Medal of Honor recipient veteran Sgt. Dakota Meyer attended the Commandant’s Birthday Ball at the Gaylord National Resort in National Harbor, Md., as the guest of honor Nov. 9.
Veteran Cpl. Kyle Carpenter, a purple-heart recipient, was also invited to attend the Commandant’s ball this year.
Meyer, a former scout sniper with 3rd Battalion, 3rd Marine Regiment, deployed to Fallujah, Iraq, in 2007 and Kunar Province, Afghanistan, in 2009. While in Afghanistan, he was attached to Embedded Training Team 2-8.
During the Battle of Ganjgal on Sept. 8, 2009, Meyer evacuated 12 friendly wounded and provided support for 24 Marines and soldiers, leading to him receiving the Medal of Honor Sept. 15, 2011.
Carpenter received a Purple Heart for his injuries while deployed in Marjah, Helmand Province, Afghanistan. He suffered severe injuries from a grenade blast while engaging the Taliban.
Prior to the ball, Meyer and Carpenter took time to speak with Marines in different units around the National Capital Region. Their intent was to motivate as many junior Marines as possible by sharing their stories.
“I want to go around and tell them (Marines) that we are the greatest fighting force in the world and even when it seems confusing, what we do makes sense,” Meyer said.
Meyer and Carpenter spoke to a graduating class of Marines with the Scout Sniper Unit Leaders Course in Quantico, Va. They wanted to drive home to the young officers and enlisted Marines how important a leadership position really is.
“Junior Marines are so moldable, and leadership decides where junior Marines’ careers can go,” Meyer said. “Your job isn’t to make sure they can be led, your job is to just lead them every single day.”
Later, Meyer and Carpenter ate lunch with enlisted Marines from Officer Candidate School at the Bobo Chow Hall in Quantico, Va. They both carried on casual conversations with the Marines, answered questions, and took photos with them.
After eating, Meyer and Carpenter headed to Marine Barracks Washington to speak.
Meyer passed his Medal of Honor around the room and explained that he wears the medal for all Marines; the only difference between them and him is he was put in a position where the opportunity arose.
“Hopefully I can go out there and say something that means something to these Marines,” Meyer said.
Meyer and Carpenter said they both feel it is crucial for them to speak, motivate, and share their stories with junior Marines.
“You can help people out, and that’s the best part of having the Medal,” Meyer said.
Although sometimes their schedules are hectic, both Marine veterans feel a responsibility to sacrifice as much as it takes to make a difference.

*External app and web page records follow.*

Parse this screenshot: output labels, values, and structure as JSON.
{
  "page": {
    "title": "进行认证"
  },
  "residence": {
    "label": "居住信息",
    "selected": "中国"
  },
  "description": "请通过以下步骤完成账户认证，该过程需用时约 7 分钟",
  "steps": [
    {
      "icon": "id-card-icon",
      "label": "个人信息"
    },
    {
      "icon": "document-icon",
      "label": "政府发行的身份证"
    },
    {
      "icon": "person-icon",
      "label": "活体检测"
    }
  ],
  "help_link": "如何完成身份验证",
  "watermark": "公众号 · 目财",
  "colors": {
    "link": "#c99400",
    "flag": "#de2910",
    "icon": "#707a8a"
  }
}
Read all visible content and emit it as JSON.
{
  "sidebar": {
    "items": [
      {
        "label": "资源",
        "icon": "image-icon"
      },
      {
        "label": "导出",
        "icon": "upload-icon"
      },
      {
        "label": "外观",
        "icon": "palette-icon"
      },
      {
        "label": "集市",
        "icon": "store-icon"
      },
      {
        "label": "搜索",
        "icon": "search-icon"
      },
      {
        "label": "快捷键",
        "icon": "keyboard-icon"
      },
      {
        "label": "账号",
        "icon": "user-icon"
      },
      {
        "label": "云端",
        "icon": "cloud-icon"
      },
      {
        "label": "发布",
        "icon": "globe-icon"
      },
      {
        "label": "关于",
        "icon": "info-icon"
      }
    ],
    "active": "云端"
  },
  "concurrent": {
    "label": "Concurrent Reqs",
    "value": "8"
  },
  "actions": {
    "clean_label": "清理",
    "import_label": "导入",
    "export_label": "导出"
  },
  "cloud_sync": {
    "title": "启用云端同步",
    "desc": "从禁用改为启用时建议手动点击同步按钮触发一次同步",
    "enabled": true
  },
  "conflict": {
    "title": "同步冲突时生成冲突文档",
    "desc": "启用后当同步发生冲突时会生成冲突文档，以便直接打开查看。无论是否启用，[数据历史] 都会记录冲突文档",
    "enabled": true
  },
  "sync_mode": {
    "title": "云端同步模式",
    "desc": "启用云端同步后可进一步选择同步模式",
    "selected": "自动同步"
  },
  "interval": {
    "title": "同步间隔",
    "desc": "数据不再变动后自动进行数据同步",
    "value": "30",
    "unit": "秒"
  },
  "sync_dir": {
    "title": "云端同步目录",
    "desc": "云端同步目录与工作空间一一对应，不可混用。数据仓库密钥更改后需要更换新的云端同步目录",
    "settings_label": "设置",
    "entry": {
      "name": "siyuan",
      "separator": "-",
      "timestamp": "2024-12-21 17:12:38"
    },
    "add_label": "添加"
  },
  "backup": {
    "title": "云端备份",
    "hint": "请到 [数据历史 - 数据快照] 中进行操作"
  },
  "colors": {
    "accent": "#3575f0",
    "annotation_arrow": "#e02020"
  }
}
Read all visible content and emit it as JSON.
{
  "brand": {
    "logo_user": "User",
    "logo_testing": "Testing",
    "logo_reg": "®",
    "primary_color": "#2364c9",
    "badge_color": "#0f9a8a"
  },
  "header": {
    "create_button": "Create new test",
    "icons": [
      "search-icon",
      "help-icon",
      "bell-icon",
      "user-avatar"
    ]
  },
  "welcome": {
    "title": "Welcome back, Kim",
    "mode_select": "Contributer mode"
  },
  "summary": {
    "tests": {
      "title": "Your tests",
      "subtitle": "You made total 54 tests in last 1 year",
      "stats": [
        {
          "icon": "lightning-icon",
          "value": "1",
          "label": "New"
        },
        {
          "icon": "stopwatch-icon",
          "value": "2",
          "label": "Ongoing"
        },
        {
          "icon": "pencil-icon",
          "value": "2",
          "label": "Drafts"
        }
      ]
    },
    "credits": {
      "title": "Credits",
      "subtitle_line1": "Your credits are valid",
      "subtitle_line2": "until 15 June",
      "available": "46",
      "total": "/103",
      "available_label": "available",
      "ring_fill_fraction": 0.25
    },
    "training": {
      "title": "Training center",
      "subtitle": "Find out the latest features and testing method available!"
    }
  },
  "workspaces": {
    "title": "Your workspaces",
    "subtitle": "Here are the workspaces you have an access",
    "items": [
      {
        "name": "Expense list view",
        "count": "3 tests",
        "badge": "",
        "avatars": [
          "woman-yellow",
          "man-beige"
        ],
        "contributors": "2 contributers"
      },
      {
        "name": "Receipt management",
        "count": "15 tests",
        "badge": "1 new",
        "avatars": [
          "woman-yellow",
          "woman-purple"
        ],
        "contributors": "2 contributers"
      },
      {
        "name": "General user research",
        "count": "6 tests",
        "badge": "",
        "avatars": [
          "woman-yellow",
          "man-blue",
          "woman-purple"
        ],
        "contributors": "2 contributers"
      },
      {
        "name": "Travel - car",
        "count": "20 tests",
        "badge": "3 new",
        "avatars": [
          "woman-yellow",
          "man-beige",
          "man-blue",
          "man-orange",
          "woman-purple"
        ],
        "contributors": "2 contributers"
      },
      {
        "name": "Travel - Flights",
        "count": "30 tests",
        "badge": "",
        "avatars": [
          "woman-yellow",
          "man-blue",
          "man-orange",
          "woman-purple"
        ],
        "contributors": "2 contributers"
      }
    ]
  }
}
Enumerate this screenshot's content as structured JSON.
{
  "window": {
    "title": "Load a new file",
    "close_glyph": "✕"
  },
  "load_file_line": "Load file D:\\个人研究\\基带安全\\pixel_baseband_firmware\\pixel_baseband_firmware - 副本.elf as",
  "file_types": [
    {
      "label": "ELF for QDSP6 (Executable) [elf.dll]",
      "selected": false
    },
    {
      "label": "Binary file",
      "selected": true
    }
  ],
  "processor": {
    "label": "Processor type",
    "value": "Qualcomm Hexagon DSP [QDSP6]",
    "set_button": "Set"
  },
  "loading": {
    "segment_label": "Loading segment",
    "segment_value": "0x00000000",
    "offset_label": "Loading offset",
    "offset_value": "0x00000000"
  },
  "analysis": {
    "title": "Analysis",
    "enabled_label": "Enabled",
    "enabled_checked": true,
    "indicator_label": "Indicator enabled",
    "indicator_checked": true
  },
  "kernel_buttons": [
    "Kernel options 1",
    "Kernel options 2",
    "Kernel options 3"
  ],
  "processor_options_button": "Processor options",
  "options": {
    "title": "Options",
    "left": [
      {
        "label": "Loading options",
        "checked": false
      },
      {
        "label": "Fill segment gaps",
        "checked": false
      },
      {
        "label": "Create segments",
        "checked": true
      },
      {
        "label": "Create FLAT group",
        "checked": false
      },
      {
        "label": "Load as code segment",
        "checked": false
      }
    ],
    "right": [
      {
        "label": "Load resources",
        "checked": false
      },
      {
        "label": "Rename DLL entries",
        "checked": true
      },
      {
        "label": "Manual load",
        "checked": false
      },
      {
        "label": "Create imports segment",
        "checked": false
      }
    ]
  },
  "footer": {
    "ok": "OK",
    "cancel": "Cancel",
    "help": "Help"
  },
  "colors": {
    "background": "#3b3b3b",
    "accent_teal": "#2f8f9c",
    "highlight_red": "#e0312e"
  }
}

“I think it makes a tremendous impact, and even without an award, any veteran, any Marine, any wounded warrior should go out and speak,” Carpenter said.